=== Task data ===
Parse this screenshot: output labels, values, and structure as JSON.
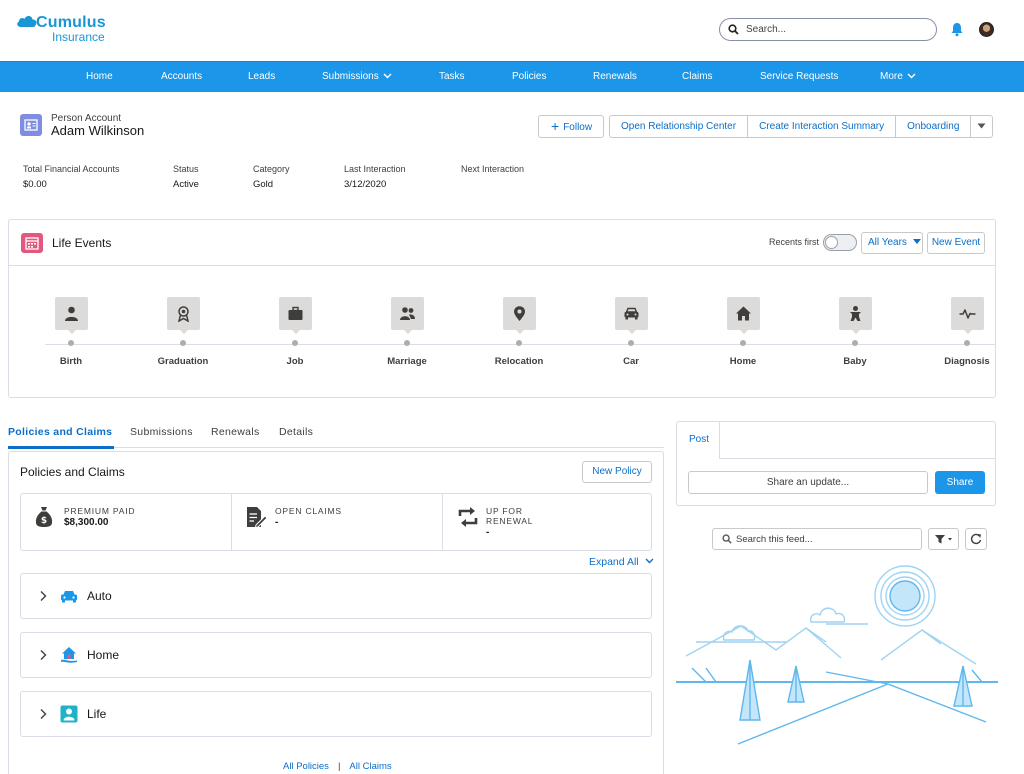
{
  "brand": {
    "name": "Cumulus",
    "sub": "Insurance",
    "color": "#1b96d4"
  },
  "header": {
    "search_placeholder": "Search..."
  },
  "nav": {
    "items": [
      {
        "label": "Home"
      },
      {
        "label": "Accounts"
      },
      {
        "label": "Leads"
      },
      {
        "label": "Submissions",
        "dropdown": true
      },
      {
        "label": "Tasks"
      },
      {
        "label": "Policies"
      },
      {
        "label": "Renewals"
      },
      {
        "label": "Claims"
      },
      {
        "label": "Service Requests"
      },
      {
        "label": "More",
        "dropdown": true
      }
    ],
    "color": "#1b96e8"
  },
  "record": {
    "type": "Person Account",
    "name": "Adam Wilkinson",
    "follow_label": "Follow",
    "actions": [
      "Open Relationship Center",
      "Create Interaction Summary",
      "Onboarding"
    ],
    "fields": [
      {
        "label": "Total Financial Accounts",
        "value": "$0.00"
      },
      {
        "label": "Status",
        "value": "Active"
      },
      {
        "label": "Category",
        "value": "Gold"
      },
      {
        "label": "Last Interaction",
        "value": "3/12/2020"
      },
      {
        "label": "Next Interaction",
        "value": ""
      }
    ]
  },
  "life_events": {
    "title": "Life Events",
    "recents_label": "Recents first",
    "recents_on": false,
    "filter_label": "All Years",
    "new_event_label": "New Event",
    "events": [
      {
        "label": "Birth",
        "icon": "person-icon"
      },
      {
        "label": "Graduation",
        "icon": "award-icon"
      },
      {
        "label": "Job",
        "icon": "briefcase-icon"
      },
      {
        "label": "Marriage",
        "icon": "people-icon"
      },
      {
        "label": "Relocation",
        "icon": "location-pin-icon"
      },
      {
        "label": "Car",
        "icon": "car-icon"
      },
      {
        "label": "Home",
        "icon": "house-icon"
      },
      {
        "label": "Baby",
        "icon": "baby-icon"
      },
      {
        "label": "Diagnosis",
        "icon": "pulse-icon"
      }
    ]
  },
  "tabs": {
    "items": [
      "Policies and Claims",
      "Submissions",
      "Renewals",
      "Details"
    ],
    "active": "Policies and Claims"
  },
  "policies": {
    "title": "Policies and Claims",
    "new_policy_label": "New Policy",
    "stats": [
      {
        "label": "Premium Paid",
        "value": "$8,300.00",
        "icon": "money-bag-icon"
      },
      {
        "label": "Open Claims",
        "value": "-",
        "icon": "claim-document-icon"
      },
      {
        "label": "Up for Renewal",
        "value": "-",
        "icon": "renew-arrows-icon"
      }
    ],
    "expand_all_label": "Expand All",
    "groups": [
      {
        "label": "Auto",
        "icon": "car-icon",
        "color": "#1b96e8"
      },
      {
        "label": "Home",
        "icon": "house-icon",
        "color": "#1b96e8"
      },
      {
        "label": "Life",
        "icon": "person-icon",
        "color": "#1fb3c7"
      }
    ],
    "links": {
      "all_policies": "All Policies",
      "separator": "|",
      "all_claims": "All Claims"
    }
  },
  "feed": {
    "post_tab": "Post",
    "share_placeholder": "Share an update...",
    "share_label": "Share",
    "search_placeholder": "Search this feed..."
  }
}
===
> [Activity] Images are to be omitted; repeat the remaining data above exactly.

> [Solution to this problem]
Parse this screenshot: output labels, values, and structure as JSON.
{
  "brand": {
    "name": "Cumulus",
    "sub": "Insurance",
    "color": "#1b96d4"
  },
  "header": {
    "search_placeholder": "Search..."
  },
  "nav": {
    "items": [
      {
        "label": "Home"
      },
      {
        "label": "Accounts"
      },
      {
        "label": "Leads"
      },
      {
        "label": "Submissions",
        "dropdown": true
      },
      {
        "label": "Tasks"
      },
      {
        "label": "Policies"
      },
      {
        "label": "Renewals"
      },
      {
        "label": "Claims"
      },
      {
        "label": "Service Requests"
      },
      {
        "label": "More",
        "dropdown": true
      }
    ],
    "color": "#1b96e8"
  },
  "record": {
    "type": "Person Account",
    "name": "Adam Wilkinson",
    "follow_label": "Follow",
    "actions": [
      "Open Relationship Center",
      "Create Interaction Summary",
      "Onboarding"
    ],
    "fields": [
      {
        "label": "Total Financial Accounts",
        "value": "$0.00"
      },
      {
        "label": "Status",
        "value": "Active"
      },
      {
        "label": "Category",
        "value": "Gold"
      },
      {
        "label": "Last Interaction",
        "value": "3/12/2020"
      },
      {
        "label": "Next Interaction",
        "value": ""
      }
    ]
  },
  "life_events": {
    "title": "Life Events",
    "recents_label": "Recents first",
    "recents_on": false,
    "filter_label": "All Years",
    "new_event_label": "New Event",
    "events": [
      {
        "label": "Birth",
        "icon": "person-icon"
      },
      {
        "label": "Graduation",
        "icon": "award-icon"
      },
      {
        "label": "Job",
        "icon": "briefcase-icon"
      },
      {
        "label": "Marriage",
        "icon": "people-icon"
      },
      {
        "label": "Relocation",
        "icon": "location-pin-icon"
      },
      {
        "label": "Car",
        "icon": "car-icon"
      },
      {
        "label": "Home",
        "icon": "house-icon"
      },
      {
        "label": "Baby",
        "icon": "baby-icon"
      },
      {
        "label": "Diagnosis",
        "icon": "pulse-icon"
      }
    ]
  },
  "tabs": {
    "items": [
      "Policies and Claims",
      "Submissions",
      "Renewals",
      "Details"
    ],
    "active": "Policies and Claims"
  },
  "policies": {
    "title": "Policies and Claims",
    "new_policy_label": "New Policy",
    "stats": [
      {
        "label": "Premium Paid",
        "value": "$8,300.00",
        "icon": "money-bag-icon"
      },
      {
        "label": "Open Claims",
        "value": "-",
        "icon": "claim-document-icon"
      },
      {
        "label": "Up for Renewal",
        "value": "-",
        "icon": "renew-arrows-icon"
      }
    ],
    "expand_all_label": "Expand All",
    "groups": [
      {
        "label": "Auto",
        "icon": "car-icon",
        "color": "#1b96e8"
      },
      {
        "label": "Home",
        "icon": "house-icon",
        "color": "#1b96e8"
      },
      {
        "label": "Life",
        "icon": "person-icon",
        "color": "#1fb3c7"
      }
    ],
    "links": {
      "all_policies": "All Policies",
      "separator": "|",
      "all_claims": "All Claims"
    }
  },
  "feed": {
    "post_tab": "Post",
    "share_placeholder": "Share an update...",
    "share_label": "Share",
    "search_placeholder": "Search this feed..."
  }
}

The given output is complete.